• TASK STATEMENT: Which lines of the entries contain the string "ProcessImgSize"? Copy each of them.

• MATERIAL PROVIDED:
--------

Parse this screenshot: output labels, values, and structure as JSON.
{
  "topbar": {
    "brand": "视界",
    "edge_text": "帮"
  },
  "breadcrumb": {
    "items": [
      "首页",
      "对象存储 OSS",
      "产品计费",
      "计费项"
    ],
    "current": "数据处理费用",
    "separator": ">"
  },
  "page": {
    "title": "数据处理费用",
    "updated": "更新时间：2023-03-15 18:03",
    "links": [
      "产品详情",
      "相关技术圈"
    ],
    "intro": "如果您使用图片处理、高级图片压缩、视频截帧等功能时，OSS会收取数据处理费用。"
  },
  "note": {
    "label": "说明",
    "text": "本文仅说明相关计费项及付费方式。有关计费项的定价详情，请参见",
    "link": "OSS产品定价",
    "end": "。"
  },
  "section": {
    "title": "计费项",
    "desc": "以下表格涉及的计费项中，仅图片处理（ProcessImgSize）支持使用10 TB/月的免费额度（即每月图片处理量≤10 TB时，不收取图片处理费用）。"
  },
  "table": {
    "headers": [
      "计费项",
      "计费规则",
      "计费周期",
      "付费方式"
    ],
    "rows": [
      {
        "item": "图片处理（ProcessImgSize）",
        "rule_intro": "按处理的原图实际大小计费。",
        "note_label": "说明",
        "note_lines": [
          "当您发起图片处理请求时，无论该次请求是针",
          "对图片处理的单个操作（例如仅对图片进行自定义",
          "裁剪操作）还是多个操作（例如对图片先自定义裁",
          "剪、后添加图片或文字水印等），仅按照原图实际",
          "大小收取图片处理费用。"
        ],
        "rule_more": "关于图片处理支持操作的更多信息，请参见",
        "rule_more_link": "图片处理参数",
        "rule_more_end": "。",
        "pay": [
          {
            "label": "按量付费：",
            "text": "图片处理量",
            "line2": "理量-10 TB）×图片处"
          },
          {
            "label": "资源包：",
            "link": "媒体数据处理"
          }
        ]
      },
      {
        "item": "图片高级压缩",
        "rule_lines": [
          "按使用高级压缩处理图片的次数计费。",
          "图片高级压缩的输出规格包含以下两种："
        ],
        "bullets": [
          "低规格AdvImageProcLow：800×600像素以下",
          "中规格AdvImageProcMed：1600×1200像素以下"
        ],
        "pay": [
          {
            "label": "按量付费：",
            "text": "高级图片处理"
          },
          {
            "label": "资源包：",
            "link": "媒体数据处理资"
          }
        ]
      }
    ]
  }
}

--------

• SOLUTION:
    "desc": "以下表格涉及的计费项中，仅图片处理（ProcessImgSize）支持使用10 TB/月的免费额度（即每月图片处理量≤10 TB时，不收取图片处理费用）。"
        "item": "图片处理（ProcessImgSize）",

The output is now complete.